Try it: Retype each line below precisely and omit all images.

[Element data from apps and pages]
▬▬▬

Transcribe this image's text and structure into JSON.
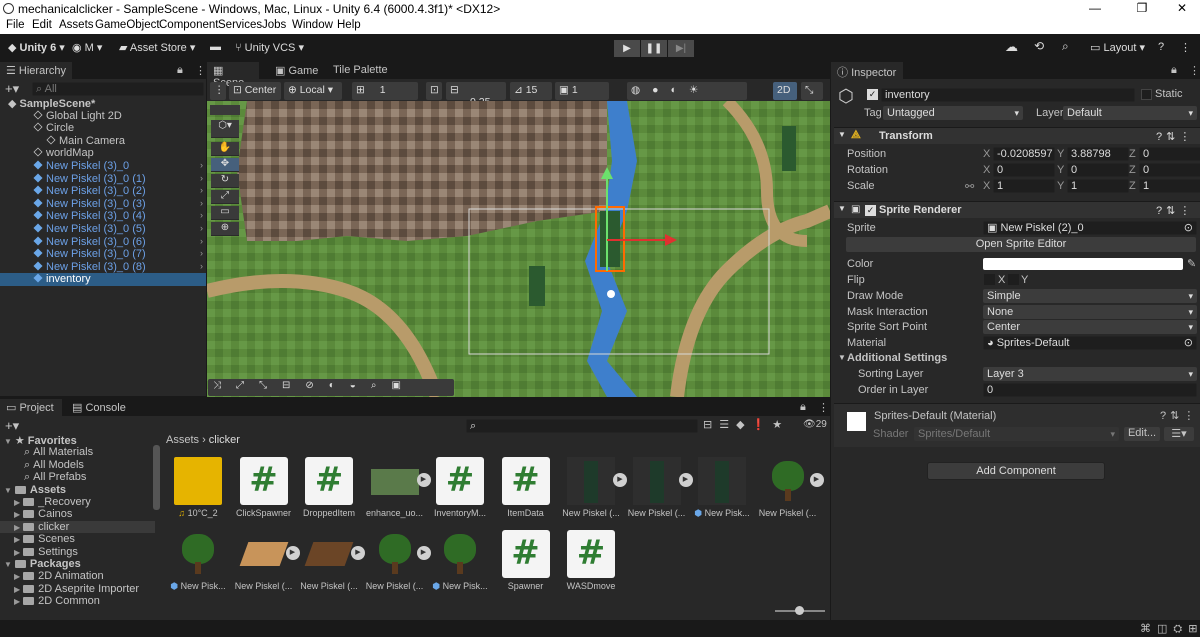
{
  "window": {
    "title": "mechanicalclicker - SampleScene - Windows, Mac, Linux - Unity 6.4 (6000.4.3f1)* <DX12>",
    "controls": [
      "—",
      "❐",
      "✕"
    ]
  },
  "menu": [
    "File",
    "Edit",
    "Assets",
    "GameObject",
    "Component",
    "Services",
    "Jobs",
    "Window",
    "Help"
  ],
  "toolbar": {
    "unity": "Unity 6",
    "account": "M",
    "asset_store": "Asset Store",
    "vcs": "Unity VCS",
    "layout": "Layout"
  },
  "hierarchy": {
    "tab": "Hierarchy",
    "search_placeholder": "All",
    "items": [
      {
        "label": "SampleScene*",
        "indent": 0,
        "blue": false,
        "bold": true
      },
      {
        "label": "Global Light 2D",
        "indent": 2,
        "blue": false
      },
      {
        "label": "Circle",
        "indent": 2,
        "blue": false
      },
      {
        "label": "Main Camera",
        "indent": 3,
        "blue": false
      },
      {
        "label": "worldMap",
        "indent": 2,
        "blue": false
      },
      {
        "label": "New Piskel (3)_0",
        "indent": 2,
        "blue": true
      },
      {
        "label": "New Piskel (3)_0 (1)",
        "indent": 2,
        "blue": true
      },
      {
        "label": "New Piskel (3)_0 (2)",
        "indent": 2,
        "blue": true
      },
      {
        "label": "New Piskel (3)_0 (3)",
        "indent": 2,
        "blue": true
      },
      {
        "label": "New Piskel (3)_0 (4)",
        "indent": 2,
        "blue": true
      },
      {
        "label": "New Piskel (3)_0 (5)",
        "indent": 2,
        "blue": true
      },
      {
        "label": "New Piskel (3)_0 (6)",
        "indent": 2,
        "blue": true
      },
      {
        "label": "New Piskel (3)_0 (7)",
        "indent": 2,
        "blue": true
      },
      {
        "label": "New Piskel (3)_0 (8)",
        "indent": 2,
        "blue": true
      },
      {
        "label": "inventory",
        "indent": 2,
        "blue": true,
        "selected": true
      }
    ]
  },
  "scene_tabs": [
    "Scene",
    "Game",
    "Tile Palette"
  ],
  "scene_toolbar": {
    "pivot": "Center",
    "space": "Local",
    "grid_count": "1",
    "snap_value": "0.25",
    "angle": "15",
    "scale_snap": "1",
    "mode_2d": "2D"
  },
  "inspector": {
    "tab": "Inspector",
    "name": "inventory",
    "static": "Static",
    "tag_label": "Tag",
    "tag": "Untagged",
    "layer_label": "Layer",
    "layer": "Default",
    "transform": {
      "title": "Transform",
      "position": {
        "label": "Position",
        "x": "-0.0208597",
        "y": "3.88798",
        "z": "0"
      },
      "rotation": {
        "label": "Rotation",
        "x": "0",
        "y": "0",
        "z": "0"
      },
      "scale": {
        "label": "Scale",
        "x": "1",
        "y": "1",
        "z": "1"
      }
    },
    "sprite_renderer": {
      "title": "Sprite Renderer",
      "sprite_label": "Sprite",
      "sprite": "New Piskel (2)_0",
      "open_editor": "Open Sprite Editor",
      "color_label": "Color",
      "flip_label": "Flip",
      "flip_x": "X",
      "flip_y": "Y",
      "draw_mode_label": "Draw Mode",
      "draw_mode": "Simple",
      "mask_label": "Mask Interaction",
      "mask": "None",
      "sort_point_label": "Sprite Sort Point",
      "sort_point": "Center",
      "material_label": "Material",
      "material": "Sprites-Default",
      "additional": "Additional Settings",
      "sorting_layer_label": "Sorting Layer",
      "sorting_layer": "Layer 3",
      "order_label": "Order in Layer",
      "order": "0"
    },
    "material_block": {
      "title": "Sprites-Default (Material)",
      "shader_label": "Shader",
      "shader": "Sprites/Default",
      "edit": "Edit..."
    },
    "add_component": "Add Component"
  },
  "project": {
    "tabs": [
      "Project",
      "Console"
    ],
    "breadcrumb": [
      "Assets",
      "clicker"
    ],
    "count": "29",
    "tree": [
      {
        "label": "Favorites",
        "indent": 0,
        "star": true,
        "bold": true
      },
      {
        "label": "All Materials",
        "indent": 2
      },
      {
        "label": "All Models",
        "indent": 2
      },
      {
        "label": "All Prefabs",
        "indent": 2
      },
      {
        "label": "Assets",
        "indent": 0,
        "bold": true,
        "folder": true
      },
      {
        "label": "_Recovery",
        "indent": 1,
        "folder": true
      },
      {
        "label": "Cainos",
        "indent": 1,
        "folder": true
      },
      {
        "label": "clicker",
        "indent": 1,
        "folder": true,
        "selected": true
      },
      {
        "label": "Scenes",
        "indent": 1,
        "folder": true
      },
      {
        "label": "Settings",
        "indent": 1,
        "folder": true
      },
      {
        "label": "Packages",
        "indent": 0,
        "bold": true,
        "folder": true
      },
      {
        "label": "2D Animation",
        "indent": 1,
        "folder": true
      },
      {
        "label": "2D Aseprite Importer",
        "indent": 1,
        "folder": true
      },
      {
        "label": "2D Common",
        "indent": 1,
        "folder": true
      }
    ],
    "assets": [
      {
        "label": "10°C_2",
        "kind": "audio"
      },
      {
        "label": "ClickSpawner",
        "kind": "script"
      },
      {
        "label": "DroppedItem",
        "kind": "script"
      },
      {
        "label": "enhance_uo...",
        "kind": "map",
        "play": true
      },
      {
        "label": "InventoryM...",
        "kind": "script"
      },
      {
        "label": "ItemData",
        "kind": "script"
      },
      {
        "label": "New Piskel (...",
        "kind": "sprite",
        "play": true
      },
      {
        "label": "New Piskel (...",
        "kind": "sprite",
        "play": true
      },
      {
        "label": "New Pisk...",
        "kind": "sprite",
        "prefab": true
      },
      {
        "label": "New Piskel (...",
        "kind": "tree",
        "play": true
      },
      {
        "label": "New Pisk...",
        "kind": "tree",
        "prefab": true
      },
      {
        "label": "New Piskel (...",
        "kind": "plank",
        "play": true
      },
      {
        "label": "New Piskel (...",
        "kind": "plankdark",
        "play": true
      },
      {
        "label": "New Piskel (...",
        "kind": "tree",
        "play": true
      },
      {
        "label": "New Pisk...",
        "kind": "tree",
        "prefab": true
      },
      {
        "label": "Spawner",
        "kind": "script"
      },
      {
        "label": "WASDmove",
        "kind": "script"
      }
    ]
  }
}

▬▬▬

Solution to this exercise:
Transcribe this image's text and structure into JSON.
{
  "window": {
    "title": "mechanicalclicker - SampleScene - Windows, Mac, Linux - Unity 6.4 (6000.4.3f1)* <DX12>",
    "controls": [
      "—",
      "❐",
      "✕"
    ]
  },
  "menu": [
    "File",
    "Edit",
    "Assets",
    "GameObject",
    "Component",
    "Services",
    "Jobs",
    "Window",
    "Help"
  ],
  "toolbar": {
    "unity": "Unity 6",
    "account": "M",
    "asset_store": "Asset Store",
    "vcs": "Unity VCS",
    "layout": "Layout"
  },
  "hierarchy": {
    "tab": "Hierarchy",
    "search_placeholder": "All",
    "items": [
      {
        "label": "SampleScene*",
        "indent": 0,
        "blue": false,
        "bold": true
      },
      {
        "label": "Global Light 2D",
        "indent": 2,
        "blue": false
      },
      {
        "label": "Circle",
        "indent": 2,
        "blue": false
      },
      {
        "label": "Main Camera",
        "indent": 3,
        "blue": false
      },
      {
        "label": "worldMap",
        "indent": 2,
        "blue": false
      },
      {
        "label": "New Piskel (3)_0",
        "indent": 2,
        "blue": true
      },
      {
        "label": "New Piskel (3)_0 (1)",
        "indent": 2,
        "blue": true
      },
      {
        "label": "New Piskel (3)_0 (2)",
        "indent": 2,
        "blue": true
      },
      {
        "label": "New Piskel (3)_0 (3)",
        "indent": 2,
        "blue": true
      },
      {
        "label": "New Piskel (3)_0 (4)",
        "indent": 2,
        "blue": true
      },
      {
        "label": "New Piskel (3)_0 (5)",
        "indent": 2,
        "blue": true
      },
      {
        "label": "New Piskel (3)_0 (6)",
        "indent": 2,
        "blue": true
      },
      {
        "label": "New Piskel (3)_0 (7)",
        "indent": 2,
        "blue": true
      },
      {
        "label": "New Piskel (3)_0 (8)",
        "indent": 2,
        "blue": true
      },
      {
        "label": "inventory",
        "indent": 2,
        "blue": true,
        "selected": true
      }
    ]
  },
  "scene_tabs": [
    "Scene",
    "Game",
    "Tile Palette"
  ],
  "scene_toolbar": {
    "pivot": "Center",
    "space": "Local",
    "grid_count": "1",
    "snap_value": "0.25",
    "angle": "15",
    "scale_snap": "1",
    "mode_2d": "2D"
  },
  "inspector": {
    "tab": "Inspector",
    "name": "inventory",
    "static": "Static",
    "tag_label": "Tag",
    "tag": "Untagged",
    "layer_label": "Layer",
    "layer": "Default",
    "transform": {
      "title": "Transform",
      "position": {
        "label": "Position",
        "x": "-0.0208597",
        "y": "3.88798",
        "z": "0"
      },
      "rotation": {
        "label": "Rotation",
        "x": "0",
        "y": "0",
        "z": "0"
      },
      "scale": {
        "label": "Scale",
        "x": "1",
        "y": "1",
        "z": "1"
      }
    },
    "sprite_renderer": {
      "title": "Sprite Renderer",
      "sprite_label": "Sprite",
      "sprite": "New Piskel (2)_0",
      "open_editor": "Open Sprite Editor",
      "color_label": "Color",
      "flip_label": "Flip",
      "flip_x": "X",
      "flip_y": "Y",
      "draw_mode_label": "Draw Mode",
      "draw_mode": "Simple",
      "mask_label": "Mask Interaction",
      "mask": "None",
      "sort_point_label": "Sprite Sort Point",
      "sort_point": "Center",
      "material_label": "Material",
      "material": "Sprites-Default",
      "additional": "Additional Settings",
      "sorting_layer_label": "Sorting Layer",
      "sorting_layer": "Layer 3",
      "order_label": "Order in Layer",
      "order": "0"
    },
    "material_block": {
      "title": "Sprites-Default (Material)",
      "shader_label": "Shader",
      "shader": "Sprites/Default",
      "edit": "Edit..."
    },
    "add_component": "Add Component"
  },
  "project": {
    "tabs": [
      "Project",
      "Console"
    ],
    "breadcrumb": [
      "Assets",
      "clicker"
    ],
    "count": "29",
    "tree": [
      {
        "label": "Favorites",
        "indent": 0,
        "star": true,
        "bold": true
      },
      {
        "label": "All Materials",
        "indent": 2
      },
      {
        "label": "All Models",
        "indent": 2
      },
      {
        "label": "All Prefabs",
        "indent": 2
      },
      {
        "label": "Assets",
        "indent": 0,
        "bold": true,
        "folder": true
      },
      {
        "label": "_Recovery",
        "indent": 1,
        "folder": true
      },
      {
        "label": "Cainos",
        "indent": 1,
        "folder": true
      },
      {
        "label": "clicker",
        "indent": 1,
        "folder": true,
        "selected": true
      },
      {
        "label": "Scenes",
        "indent": 1,
        "folder": true
      },
      {
        "label": "Settings",
        "indent": 1,
        "folder": true
      },
      {
        "label": "Packages",
        "indent": 0,
        "bold": true,
        "folder": true
      },
      {
        "label": "2D Animation",
        "indent": 1,
        "folder": true
      },
      {
        "label": "2D Aseprite Importer",
        "indent": 1,
        "folder": true
      },
      {
        "label": "2D Common",
        "indent": 1,
        "folder": true
      }
    ],
    "assets": [
      {
        "label": "10°C_2",
        "kind": "audio"
      },
      {
        "label": "ClickSpawner",
        "kind": "script"
      },
      {
        "label": "DroppedItem",
        "kind": "script"
      },
      {
        "label": "enhance_uo...",
        "kind": "map",
        "play": true
      },
      {
        "label": "InventoryM...",
        "kind": "script"
      },
      {
        "label": "ItemData",
        "kind": "script"
      },
      {
        "label": "New Piskel (...",
        "kind": "sprite",
        "play": true
      },
      {
        "label": "New Piskel (...",
        "kind": "sprite",
        "play": true
      },
      {
        "label": "New Pisk...",
        "kind": "sprite",
        "prefab": true
      },
      {
        "label": "New Piskel (...",
        "kind": "tree",
        "play": true
      },
      {
        "label": "New Pisk...",
        "kind": "tree",
        "prefab": true
      },
      {
        "label": "New Piskel (...",
        "kind": "plank",
        "play": true
      },
      {
        "label": "New Piskel (...",
        "kind": "plankdark",
        "play": true
      },
      {
        "label": "New Piskel (...",
        "kind": "tree",
        "play": true
      },
      {
        "label": "New Pisk...",
        "kind": "tree",
        "prefab": true
      },
      {
        "label": "Spawner",
        "kind": "script"
      },
      {
        "label": "WASDmove",
        "kind": "script"
      }
    ]
  }
}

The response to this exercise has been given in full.